from “Singing in Style: Classic” by Edward F. Menerth

Published on octobre 13, 2009

Current Location: Home > Posts > from “Singing in Style: Classic” by Edward F. Menerth

For the Mozartian singer must use his voice with the same strength and agility as the ballet dancer uses his body. The appearance of smoothness and clarity conceals the fundamental strength that makes grace possible. It is truly the art that conceals art, for one must strain every fibre in order to mask the sweat of that effort. The singer must project a small, indefinable, yet living fragment of his essence out into the audience to act as a monitor and brake on everything he sings and does. It is the fragment of self one shares with all mankind, which must be sacrificed in order to live.

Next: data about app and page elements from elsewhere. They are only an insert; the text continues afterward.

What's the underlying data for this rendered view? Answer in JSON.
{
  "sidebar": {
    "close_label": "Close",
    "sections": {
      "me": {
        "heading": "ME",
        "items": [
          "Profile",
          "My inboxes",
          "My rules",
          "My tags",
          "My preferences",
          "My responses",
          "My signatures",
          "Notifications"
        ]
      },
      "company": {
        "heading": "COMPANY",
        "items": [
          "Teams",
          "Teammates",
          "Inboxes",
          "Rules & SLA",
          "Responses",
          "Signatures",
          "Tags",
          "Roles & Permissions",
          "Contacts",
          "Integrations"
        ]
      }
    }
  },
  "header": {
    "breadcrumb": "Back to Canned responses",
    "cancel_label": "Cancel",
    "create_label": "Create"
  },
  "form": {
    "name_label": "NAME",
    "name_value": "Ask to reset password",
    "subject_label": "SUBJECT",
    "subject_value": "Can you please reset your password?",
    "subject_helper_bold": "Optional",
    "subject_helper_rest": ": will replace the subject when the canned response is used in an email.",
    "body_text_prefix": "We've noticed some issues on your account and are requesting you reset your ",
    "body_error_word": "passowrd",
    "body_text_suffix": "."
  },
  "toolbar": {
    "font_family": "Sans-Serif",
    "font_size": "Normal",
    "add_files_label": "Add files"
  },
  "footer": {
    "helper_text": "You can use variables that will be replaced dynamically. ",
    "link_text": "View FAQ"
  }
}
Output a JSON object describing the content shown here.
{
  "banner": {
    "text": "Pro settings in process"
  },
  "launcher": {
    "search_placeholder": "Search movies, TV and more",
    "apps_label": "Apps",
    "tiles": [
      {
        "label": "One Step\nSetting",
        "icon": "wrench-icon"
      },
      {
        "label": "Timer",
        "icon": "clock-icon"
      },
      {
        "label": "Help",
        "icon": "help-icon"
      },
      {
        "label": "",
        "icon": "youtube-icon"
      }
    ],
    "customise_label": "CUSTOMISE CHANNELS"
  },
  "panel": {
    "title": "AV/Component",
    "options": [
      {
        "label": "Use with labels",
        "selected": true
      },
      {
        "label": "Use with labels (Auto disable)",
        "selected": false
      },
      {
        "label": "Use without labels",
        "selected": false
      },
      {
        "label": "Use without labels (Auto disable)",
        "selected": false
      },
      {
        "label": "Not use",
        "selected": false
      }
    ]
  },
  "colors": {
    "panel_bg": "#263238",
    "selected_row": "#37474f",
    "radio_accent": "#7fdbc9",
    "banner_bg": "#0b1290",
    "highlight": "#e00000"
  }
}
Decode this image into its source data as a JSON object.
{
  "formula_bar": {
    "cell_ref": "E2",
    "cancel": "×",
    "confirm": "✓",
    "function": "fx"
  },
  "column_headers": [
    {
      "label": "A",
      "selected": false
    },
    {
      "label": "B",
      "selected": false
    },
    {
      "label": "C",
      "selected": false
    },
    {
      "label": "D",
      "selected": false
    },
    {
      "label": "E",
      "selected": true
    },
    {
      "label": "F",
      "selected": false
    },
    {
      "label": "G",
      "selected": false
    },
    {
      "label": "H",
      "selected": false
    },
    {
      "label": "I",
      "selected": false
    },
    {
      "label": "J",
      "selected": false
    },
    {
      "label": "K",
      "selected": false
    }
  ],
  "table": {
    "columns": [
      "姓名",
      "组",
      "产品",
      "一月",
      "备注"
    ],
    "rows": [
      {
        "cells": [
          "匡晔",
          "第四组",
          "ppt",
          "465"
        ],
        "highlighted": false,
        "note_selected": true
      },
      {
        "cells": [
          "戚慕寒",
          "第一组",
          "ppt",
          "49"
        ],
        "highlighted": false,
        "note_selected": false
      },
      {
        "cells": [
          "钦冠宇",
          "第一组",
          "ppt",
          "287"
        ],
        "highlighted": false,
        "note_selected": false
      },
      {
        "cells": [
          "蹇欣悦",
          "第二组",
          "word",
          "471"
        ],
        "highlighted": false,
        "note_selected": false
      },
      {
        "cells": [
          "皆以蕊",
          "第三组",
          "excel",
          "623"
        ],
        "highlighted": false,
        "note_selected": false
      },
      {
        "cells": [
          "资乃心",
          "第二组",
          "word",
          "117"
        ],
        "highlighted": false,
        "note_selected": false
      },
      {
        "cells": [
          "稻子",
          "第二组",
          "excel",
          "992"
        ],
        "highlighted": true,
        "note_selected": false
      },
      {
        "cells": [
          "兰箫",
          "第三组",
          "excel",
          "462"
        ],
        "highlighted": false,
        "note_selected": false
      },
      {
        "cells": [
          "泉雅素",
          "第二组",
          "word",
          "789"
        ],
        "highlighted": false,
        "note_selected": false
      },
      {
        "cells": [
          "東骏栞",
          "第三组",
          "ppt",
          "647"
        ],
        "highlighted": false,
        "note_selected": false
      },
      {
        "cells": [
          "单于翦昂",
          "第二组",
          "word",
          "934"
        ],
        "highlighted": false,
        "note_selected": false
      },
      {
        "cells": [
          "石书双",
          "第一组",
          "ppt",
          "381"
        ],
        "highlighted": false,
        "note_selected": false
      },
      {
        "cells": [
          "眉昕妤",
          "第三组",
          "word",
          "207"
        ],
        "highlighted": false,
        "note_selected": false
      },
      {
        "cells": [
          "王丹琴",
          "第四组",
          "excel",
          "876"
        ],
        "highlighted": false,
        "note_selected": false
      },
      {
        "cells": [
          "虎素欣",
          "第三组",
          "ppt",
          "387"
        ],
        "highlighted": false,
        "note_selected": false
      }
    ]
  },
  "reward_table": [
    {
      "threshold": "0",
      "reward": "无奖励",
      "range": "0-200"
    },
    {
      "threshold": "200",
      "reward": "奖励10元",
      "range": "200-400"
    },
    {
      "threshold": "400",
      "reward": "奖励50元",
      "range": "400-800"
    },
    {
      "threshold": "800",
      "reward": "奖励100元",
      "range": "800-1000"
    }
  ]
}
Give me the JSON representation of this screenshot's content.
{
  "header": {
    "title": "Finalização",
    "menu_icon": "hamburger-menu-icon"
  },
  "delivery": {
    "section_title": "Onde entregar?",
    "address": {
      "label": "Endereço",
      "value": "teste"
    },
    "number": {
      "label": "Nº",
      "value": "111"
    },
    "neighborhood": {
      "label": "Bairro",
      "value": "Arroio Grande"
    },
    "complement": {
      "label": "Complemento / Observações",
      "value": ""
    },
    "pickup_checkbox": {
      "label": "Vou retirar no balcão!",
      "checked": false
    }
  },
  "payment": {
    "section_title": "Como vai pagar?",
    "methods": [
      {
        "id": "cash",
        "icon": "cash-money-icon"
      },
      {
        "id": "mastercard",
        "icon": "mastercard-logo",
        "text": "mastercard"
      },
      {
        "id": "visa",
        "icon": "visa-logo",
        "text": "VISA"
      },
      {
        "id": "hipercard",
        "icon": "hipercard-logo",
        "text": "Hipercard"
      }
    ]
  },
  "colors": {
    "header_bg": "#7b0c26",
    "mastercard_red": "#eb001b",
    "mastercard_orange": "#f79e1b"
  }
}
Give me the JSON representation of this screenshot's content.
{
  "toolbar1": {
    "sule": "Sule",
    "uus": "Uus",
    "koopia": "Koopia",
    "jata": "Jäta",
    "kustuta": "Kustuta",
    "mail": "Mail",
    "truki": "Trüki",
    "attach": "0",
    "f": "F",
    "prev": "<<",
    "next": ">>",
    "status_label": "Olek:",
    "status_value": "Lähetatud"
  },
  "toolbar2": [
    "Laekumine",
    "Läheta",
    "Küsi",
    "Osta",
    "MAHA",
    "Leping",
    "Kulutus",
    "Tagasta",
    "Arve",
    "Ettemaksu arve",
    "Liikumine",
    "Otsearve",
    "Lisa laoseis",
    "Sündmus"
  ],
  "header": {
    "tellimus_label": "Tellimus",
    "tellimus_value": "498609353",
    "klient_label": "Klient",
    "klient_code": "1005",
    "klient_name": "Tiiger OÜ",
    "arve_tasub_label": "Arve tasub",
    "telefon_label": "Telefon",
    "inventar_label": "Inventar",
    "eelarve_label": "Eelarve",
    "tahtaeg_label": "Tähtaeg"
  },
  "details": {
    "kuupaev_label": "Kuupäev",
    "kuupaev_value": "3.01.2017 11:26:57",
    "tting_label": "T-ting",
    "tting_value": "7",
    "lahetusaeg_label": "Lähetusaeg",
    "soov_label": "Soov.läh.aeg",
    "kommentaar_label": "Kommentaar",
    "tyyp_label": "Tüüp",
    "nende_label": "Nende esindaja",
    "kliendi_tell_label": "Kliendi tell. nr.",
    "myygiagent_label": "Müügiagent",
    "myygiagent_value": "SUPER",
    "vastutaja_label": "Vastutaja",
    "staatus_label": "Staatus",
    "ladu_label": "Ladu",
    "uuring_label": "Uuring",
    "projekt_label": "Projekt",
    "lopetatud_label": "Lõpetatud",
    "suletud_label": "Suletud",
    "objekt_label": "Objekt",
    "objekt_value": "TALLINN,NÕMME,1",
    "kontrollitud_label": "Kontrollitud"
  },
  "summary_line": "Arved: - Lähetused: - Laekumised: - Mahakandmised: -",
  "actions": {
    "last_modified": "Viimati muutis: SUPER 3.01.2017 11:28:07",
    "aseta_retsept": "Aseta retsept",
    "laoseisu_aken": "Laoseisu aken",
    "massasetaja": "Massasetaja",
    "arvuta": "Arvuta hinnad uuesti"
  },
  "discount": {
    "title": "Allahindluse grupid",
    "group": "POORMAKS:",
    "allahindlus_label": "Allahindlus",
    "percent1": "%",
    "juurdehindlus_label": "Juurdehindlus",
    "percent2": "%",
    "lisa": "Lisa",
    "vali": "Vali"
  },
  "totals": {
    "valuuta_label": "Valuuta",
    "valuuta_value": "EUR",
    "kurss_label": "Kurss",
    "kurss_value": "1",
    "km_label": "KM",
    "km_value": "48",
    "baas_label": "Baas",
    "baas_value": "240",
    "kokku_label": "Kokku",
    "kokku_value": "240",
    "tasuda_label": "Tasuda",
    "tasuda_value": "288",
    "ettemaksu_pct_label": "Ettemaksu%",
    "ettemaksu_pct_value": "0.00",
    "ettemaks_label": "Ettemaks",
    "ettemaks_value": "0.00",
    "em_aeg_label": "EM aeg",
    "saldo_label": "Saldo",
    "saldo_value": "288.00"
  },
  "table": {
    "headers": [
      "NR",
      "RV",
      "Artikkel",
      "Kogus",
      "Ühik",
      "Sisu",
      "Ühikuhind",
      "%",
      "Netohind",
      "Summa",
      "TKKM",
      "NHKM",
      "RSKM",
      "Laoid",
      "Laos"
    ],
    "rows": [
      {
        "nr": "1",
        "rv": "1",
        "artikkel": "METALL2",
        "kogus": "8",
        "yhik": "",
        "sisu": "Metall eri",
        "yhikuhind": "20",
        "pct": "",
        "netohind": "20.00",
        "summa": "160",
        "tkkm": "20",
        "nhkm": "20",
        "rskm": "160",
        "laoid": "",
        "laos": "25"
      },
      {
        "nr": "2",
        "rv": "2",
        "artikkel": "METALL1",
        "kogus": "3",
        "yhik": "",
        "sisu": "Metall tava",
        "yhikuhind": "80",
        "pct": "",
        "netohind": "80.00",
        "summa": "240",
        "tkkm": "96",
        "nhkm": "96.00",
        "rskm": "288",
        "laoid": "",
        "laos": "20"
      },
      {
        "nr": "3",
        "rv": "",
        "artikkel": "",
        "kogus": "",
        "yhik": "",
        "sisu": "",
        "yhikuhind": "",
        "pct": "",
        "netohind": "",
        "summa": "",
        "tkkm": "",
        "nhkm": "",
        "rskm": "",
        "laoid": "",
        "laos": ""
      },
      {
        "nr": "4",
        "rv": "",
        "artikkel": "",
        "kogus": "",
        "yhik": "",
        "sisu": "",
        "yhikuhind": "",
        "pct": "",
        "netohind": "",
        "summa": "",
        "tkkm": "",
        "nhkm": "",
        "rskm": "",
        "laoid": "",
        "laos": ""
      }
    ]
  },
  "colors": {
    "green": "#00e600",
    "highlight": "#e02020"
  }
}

Singing in Style: Classic
Edward F. Menerth, Jr.
Music Educators Journal, Vol. 53, No. 1 (Sep., 1966), pp. 64-66+135-139
Published by: MENC: The National Association for Music Education
Stable URL:

Thank-you for reading!

If you appreciated this piece and would like to support my life and work, you can buy me a coffee. I am so grateful for every contribution.


Pour répondre à la question : "Est-ce que vous chantez toujours ?"

I have learned that there is a difference between my physical voice, and my voice in the broader sense. I have mastered my physical voice – all the nuances, the breaking points; learned the ways my voice likes to move and blossom. There is freedom and joy in the practise of using my voice in that way on stage. But I needed something more.

La magie de la vulnérabilité : Un an de sobriété

Inspirée par une petite puce en plastique argentée qui se trouvait dans ma poche et qui portait l'inscription "Women in Recovery" d'un côté et la prière de la sérénité de l'autre (et par mon téléphone rempli de nouveaux numéros), j'ai découvert un désir en moi que je ne savais même pas que je voulais avant d'entrer dans cette réunion. Je voulais me retrouver.